→ **To do**:
Throughout the entries below, report every line where "Date" is found.

→ **Information given**:
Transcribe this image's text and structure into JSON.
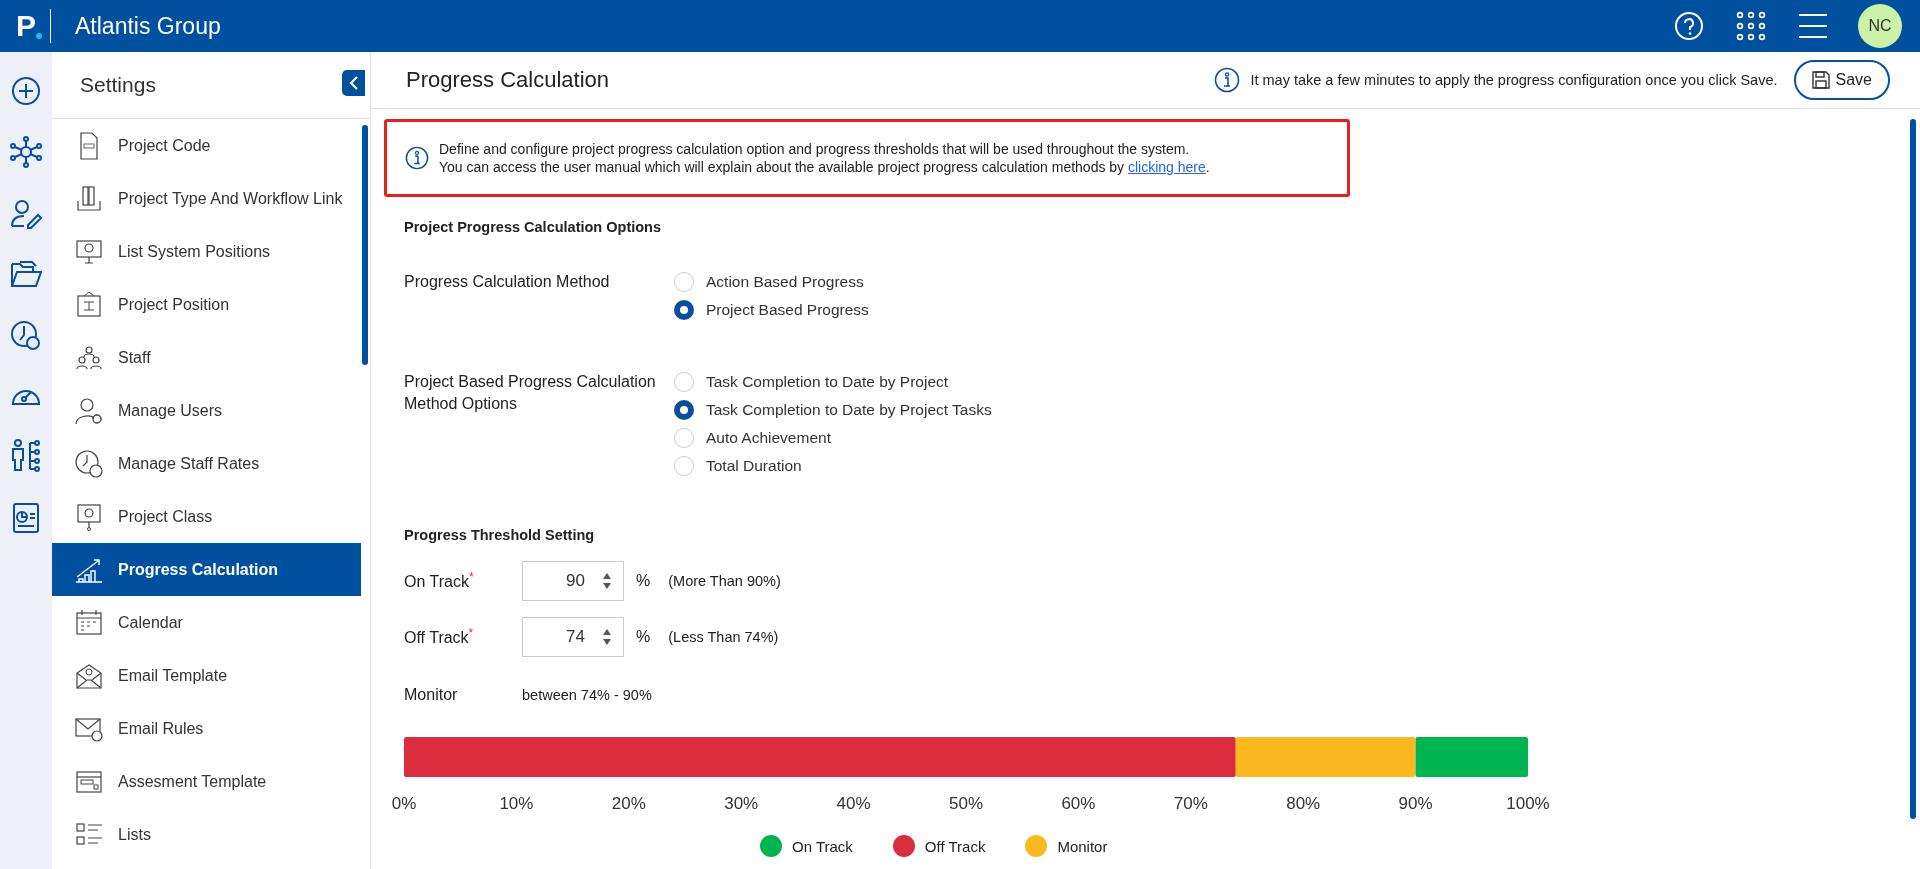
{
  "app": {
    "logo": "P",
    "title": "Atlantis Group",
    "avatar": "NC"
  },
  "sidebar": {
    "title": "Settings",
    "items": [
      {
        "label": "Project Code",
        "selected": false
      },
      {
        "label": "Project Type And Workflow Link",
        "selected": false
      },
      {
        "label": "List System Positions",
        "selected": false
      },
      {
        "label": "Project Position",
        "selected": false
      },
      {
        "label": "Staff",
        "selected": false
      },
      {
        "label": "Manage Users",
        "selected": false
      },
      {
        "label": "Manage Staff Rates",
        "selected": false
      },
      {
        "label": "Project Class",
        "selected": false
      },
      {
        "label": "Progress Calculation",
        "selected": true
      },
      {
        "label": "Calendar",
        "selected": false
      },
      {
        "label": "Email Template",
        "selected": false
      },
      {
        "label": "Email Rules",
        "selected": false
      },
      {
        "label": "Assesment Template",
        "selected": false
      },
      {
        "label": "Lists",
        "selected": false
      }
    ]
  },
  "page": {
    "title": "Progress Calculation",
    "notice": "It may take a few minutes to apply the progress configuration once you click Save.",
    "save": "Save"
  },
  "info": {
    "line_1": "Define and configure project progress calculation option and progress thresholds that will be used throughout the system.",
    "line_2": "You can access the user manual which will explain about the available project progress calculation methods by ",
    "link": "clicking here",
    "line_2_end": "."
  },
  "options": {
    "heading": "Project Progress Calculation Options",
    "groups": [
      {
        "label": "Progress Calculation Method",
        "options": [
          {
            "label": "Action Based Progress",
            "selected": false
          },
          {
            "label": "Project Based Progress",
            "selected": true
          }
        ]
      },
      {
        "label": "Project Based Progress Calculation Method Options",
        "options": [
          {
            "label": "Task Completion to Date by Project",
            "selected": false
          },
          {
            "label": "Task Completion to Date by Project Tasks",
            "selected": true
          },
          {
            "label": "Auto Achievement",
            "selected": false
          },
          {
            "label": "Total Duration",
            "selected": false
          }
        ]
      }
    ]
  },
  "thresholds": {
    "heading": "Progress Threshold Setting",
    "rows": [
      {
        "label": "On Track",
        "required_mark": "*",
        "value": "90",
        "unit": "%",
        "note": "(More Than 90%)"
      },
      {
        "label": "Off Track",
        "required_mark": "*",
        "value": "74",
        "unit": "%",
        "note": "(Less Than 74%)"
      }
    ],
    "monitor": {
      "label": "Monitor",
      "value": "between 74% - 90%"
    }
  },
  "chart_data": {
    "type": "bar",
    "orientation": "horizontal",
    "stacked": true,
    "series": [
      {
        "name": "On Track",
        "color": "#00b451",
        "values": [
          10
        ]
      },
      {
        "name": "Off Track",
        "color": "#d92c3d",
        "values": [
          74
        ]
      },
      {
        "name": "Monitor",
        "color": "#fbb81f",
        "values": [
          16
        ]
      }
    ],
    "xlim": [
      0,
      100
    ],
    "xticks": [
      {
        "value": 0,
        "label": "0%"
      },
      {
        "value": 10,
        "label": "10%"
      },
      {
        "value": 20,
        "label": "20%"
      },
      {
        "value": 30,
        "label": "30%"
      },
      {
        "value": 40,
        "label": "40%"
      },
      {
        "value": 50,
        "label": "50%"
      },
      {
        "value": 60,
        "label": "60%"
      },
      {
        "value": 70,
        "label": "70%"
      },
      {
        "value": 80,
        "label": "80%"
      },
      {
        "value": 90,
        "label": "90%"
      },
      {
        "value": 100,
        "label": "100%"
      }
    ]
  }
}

→ **Result of this task**:
            "label": "Task Completion to Date by Project",
            "label": "Task Completion to Date by Project Tasks",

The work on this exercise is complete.